NHL Betting: The Week's Biggest Stories
by Trevor Whenham - 03/09/2009
The NHL trade deadline has passed, and it was a strange one. The trade action was very slow to get started, and though there were eventually almost as many deals as in recent years there weren't nearly as many big names with new addresses. Early-round draft picks were also more valued now than some years, as they didn't move much at all. Several teams got better now or into the future, but four did better than the rest.
Trade Deadline Winners
Calgary Flames - The big winners. They are securely leading their division, but they have been hit with key injuries that have significantly affected their scoring depth - Daymond Langkow, Rene Bourque, and Todd Bertuzzi. They also lacked defensive depth. They were able to address both, and give up nothing particularly meaningful in immediate terms in exchange. The big jewel was Olli Jokinen from Phoenix. The Flames have coveted the European forward for years, and the team has never really had a true offensive center to pair with Jarome Iginla. Jokinen paired with Iginla and Mike Cammaleri, who is having a very good offensive year, and the chemistry was immediate - Jokinen had two goals in his first period. To shore up the defense, they re-acquired Jordan Leopold. Leopold started his career in Calgary, so he will be comfortable in his new surroundings. He's a puck-moving defenseman who can be trusted in his own zone. When he was previously in town he had excellent chemistry with Roby Regehr, and that should be rekindled. These two moves make the team much better, and came at the cost of just one regular contributor - the speedy but inconsistent Matthew Lombardi.

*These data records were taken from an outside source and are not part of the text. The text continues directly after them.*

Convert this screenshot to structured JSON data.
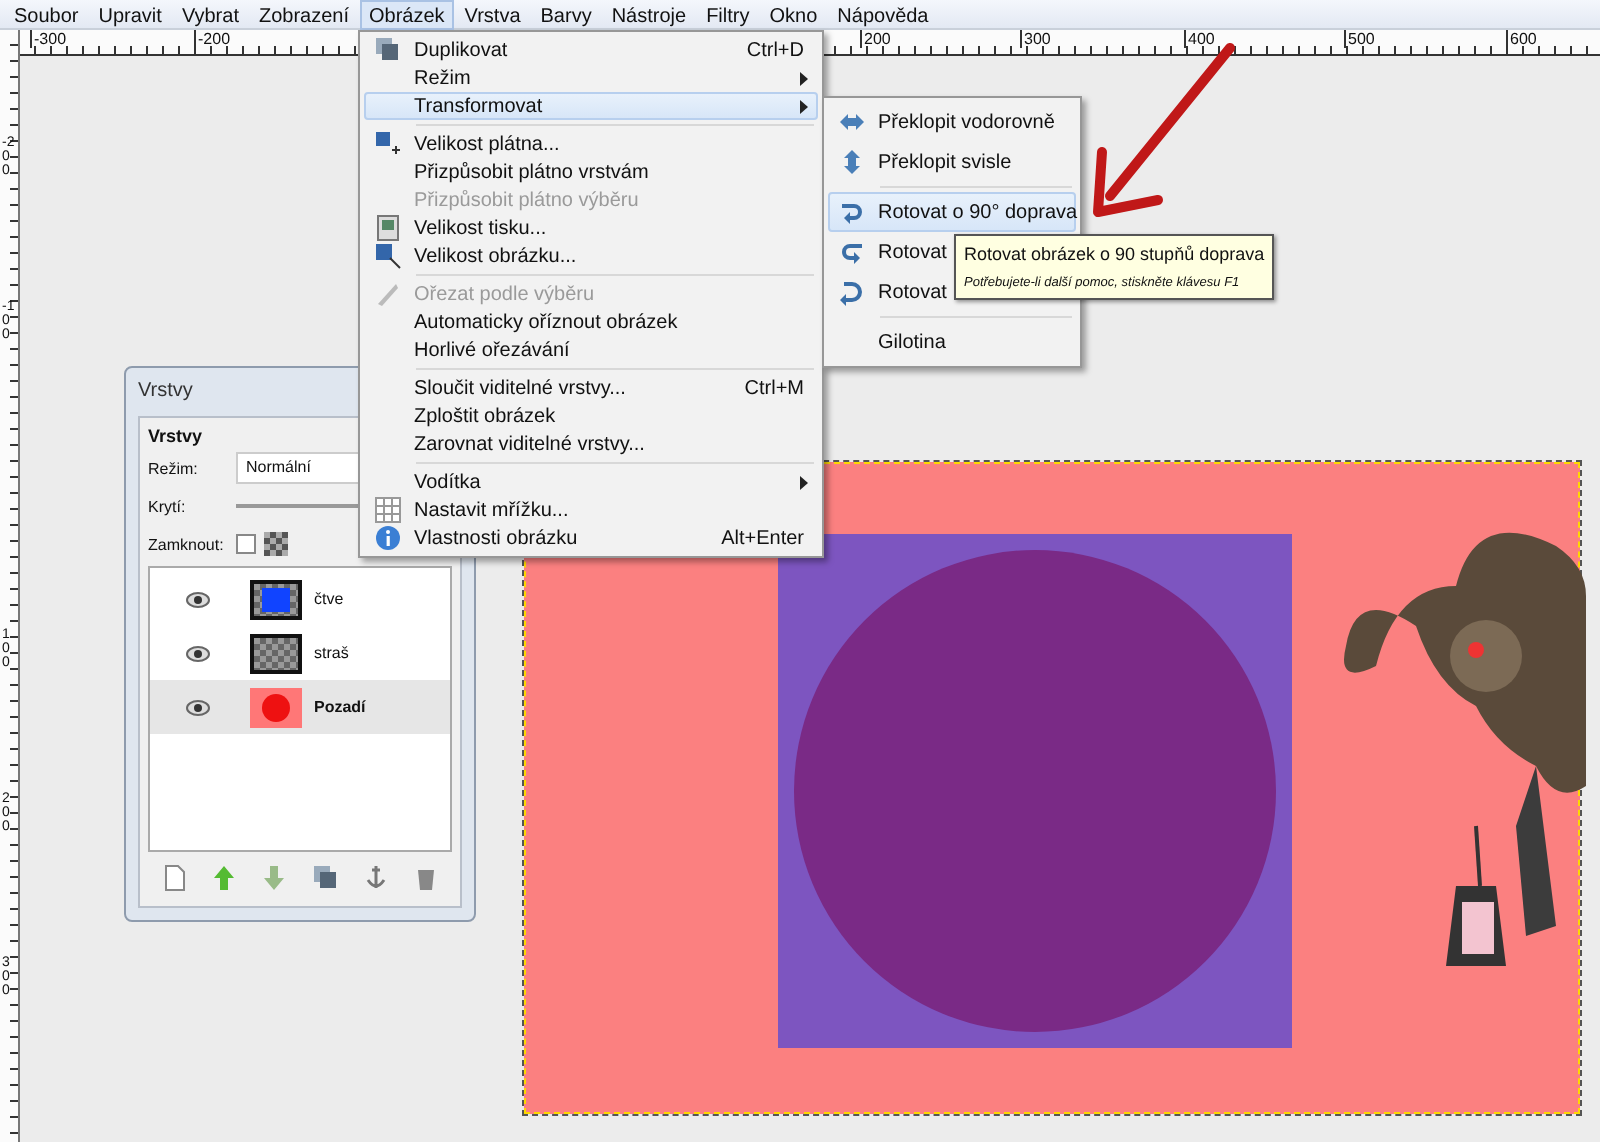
{
  "menubar": [
    {
      "label": "Soubor",
      "selected": false
    },
    {
      "label": "Upravit",
      "selected": false
    },
    {
      "label": "Vybrat",
      "selected": false
    },
    {
      "label": "Zobrazení",
      "selected": false
    },
    {
      "label": "Obrázek",
      "selected": true
    },
    {
      "label": "Vrstva",
      "selected": false
    },
    {
      "label": "Barvy",
      "selected": false
    },
    {
      "label": "Nástroje",
      "selected": false
    },
    {
      "label": "Filtry",
      "selected": false
    },
    {
      "label": "Okno",
      "selected": false
    },
    {
      "label": "Nápověda",
      "selected": false
    }
  ],
  "top_ruler": [
    "-300",
    "-200",
    "200",
    "300",
    "400",
    "500",
    "600"
  ],
  "left_ruler": [
    "-200",
    "-100",
    "100",
    "200",
    "300"
  ],
  "image_menu": [
    {
      "kind": "item",
      "label": "Duplikovat",
      "shortcut": "Ctrl+D",
      "submenu": false,
      "disabled": false,
      "selected": false
    },
    {
      "kind": "item",
      "label": "Režim",
      "submenu": true,
      "disabled": false,
      "selected": false
    },
    {
      "kind": "item",
      "label": "Transformovat",
      "submenu": true,
      "disabled": false,
      "selected": true
    },
    {
      "kind": "separator"
    },
    {
      "kind": "item",
      "label": "Velikost plátna...",
      "submenu": false,
      "disabled": false,
      "selected": false
    },
    {
      "kind": "item",
      "label": "Přizpůsobit plátno vrstvám",
      "submenu": false,
      "disabled": false,
      "selected": false
    },
    {
      "kind": "item",
      "label": "Přizpůsobit plátno výběru",
      "submenu": false,
      "disabled": true,
      "selected": false
    },
    {
      "kind": "item",
      "label": "Velikost tisku...",
      "submenu": false,
      "disabled": false,
      "selected": false
    },
    {
      "kind": "item",
      "label": "Velikost obrázku...",
      "submenu": false,
      "disabled": false,
      "selected": false
    },
    {
      "kind": "separator"
    },
    {
      "kind": "item",
      "label": "Ořezat podle výběru",
      "submenu": false,
      "disabled": true,
      "selected": false
    },
    {
      "kind": "item",
      "label": "Automaticky oříznout obrázek",
      "submenu": false,
      "disabled": false,
      "selected": false
    },
    {
      "kind": "item",
      "label": "Horlivé ořezávání",
      "submenu": false,
      "disabled": false,
      "selected": false
    },
    {
      "kind": "separator"
    },
    {
      "kind": "item",
      "label": "Sloučit viditelné vrstvy...",
      "shortcut": "Ctrl+M",
      "submenu": false,
      "disabled": false,
      "selected": false
    },
    {
      "kind": "item",
      "label": "Zploštit obrázek",
      "submenu": false,
      "disabled": false,
      "selected": false
    },
    {
      "kind": "item",
      "label": "Zarovnat viditelné vrstvy...",
      "submenu": false,
      "disabled": false,
      "selected": false
    },
    {
      "kind": "separator"
    },
    {
      "kind": "item",
      "label": "Vodítka",
      "submenu": true,
      "disabled": false,
      "selected": false
    },
    {
      "kind": "item",
      "label": "Nastavit mřížku...",
      "submenu": false,
      "disabled": false,
      "selected": false
    },
    {
      "kind": "item",
      "label": "Vlastnosti obrázku",
      "shortcut": "Alt+Enter",
      "submenu": false,
      "disabled": false,
      "selected": false
    }
  ],
  "transform_menu": [
    {
      "kind": "item",
      "label": "Překlopit vodorovně",
      "selected": false
    },
    {
      "kind": "item",
      "label": "Překlopit svisle",
      "selected": false
    },
    {
      "kind": "separator"
    },
    {
      "kind": "item",
      "label": "Rotovat o 90° doprava",
      "selected": true
    },
    {
      "kind": "item",
      "label": "Rotovat",
      "selected": false
    },
    {
      "kind": "item",
      "label": "Rotovat",
      "selected": false
    },
    {
      "kind": "separator"
    },
    {
      "kind": "item",
      "label": "Gilotina",
      "selected": false
    }
  ],
  "tooltip": {
    "title": "Rotovat obrázek o 90 stupňů doprava",
    "hint": "Potřebujete-li další pomoc, stiskněte klávesu F1"
  },
  "layers_window": {
    "title": "Vrstvy",
    "heading": "Vrstvy",
    "mode_label": "Režim:",
    "mode_value": "Normální",
    "opacity": {
      "label": "Krytí:",
      "level": 1
    },
    "lock_label": "Zamknout:",
    "lock_pixels": false,
    "layers": [
      {
        "name": "čtve",
        "kind": "blue-square",
        "visible": true,
        "selected": false
      },
      {
        "name": "straš",
        "kind": "transparent",
        "visible": true,
        "selected": false
      },
      {
        "name": "Pozadí",
        "kind": "red-circle",
        "visible": true,
        "selected": true
      }
    ]
  }
}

Despite the improvements, Calgary still has a glaring need that they are helpless to fix. Goaltender Miikka Kiprusoff is very good, and it's a good thing - he has every single win for the team. The team seems to take a day off when Kipper is given a break. That won't be a factor in the playoffs unless the Finn gets injured. If that happens then the team's goose is cooked.
Boston Bruins - The Bruins are the class of the East, so they didn't need to do anything major. What they did do, though, just makes them deeper and more competitive. Forward Mark Recchi is in his twilight, but he has been around forever, and he adds a seasoned and respected veteran voice to a relatively young dressing room. Steve Montador isn't a big name, but he's a determined, capable defenseman who doesn't make a lot of mistakes and can be trusted in pressure situations. Both players are good additions.
New York Rangers - The Rangers desperately need to stop the freefall - they started out strong, but now just cling to a playoff spot by one point. The big story of the trade deadline for them was what they were unable to do - shed a big contract that weighs them down like an anchor - like the contracts of Scott Gomez or Chris Drury. They still made some nice moves, though. Nik Antropov is a huge, gritty forward, and that's something the Rangers are desperately lacking. They also picked up Derek Morris. The defenseman wasn't nearly as good in Phoenix as he was in Colorado or Calgary, but he adds power play depth and defensive intensity to the Rangers.
Pittsburgh Penguins - The Pens made their biggest impact before the trade when they traded Ray Whitney for Chris Kunitz. They made a significant deal on deadline day, though, when they picked up winger Bill Guerin. He's 38 and has seen better days, but he's a natural playmaker who may be able to play well with Sidney Crosby. Even if he ends up somewhere else, he's a tough, dependable veteran who will be a positive influence for a young team that has a tough fight ahead of them just to make the playoffs.
Several contenders were notable by their inaction. For the most part, the lack of moves made sense.
Detroit Red Wings - Detroit doesn't have much cap space, but they also don't have many flaws. The only potential need was a goaltender, and it was hard to find a guy who was affordable and was sure to be better than the two guys they have now. He certainly wasn't going to come without a big cost, and this team has been as successful as they are in large part because they stick to the plan and don't splurge on flashy talent unless it fits into their needs. Detroit was the favorite to win it all before the trade deadline, and they still are.
Vancouver Canucks - Vancouver is trying to chase down Calgary. They didn't change anything at the deadline, but they were playing so well at the time that they didn't need to, or want to risk the current chemistry. They really made their big splash before Christmas when they acquired Mats Sundin. You could argue that Vancouver could have been well served making a trade or two because they have more looming unrestricted free agents than they could possibly re-sign, and they could have at least got something in exchange. That's risky, though, especially when a team is a reasonable contender.
New Jersey Devils - A deadline deal can give a legitimate contender a boost. The Devils got their boost a week before the deadline when Martin Brodeur returned to action after a long injury absence. They are happy offensively and solid defensively. The only move they might have made is moving goalie Scott Clemmensen before they lose him as a free agent, but he's a very nice security blanket in case Brodeur suffers another setback. That security is more valuable than whatever they could have gotten for him.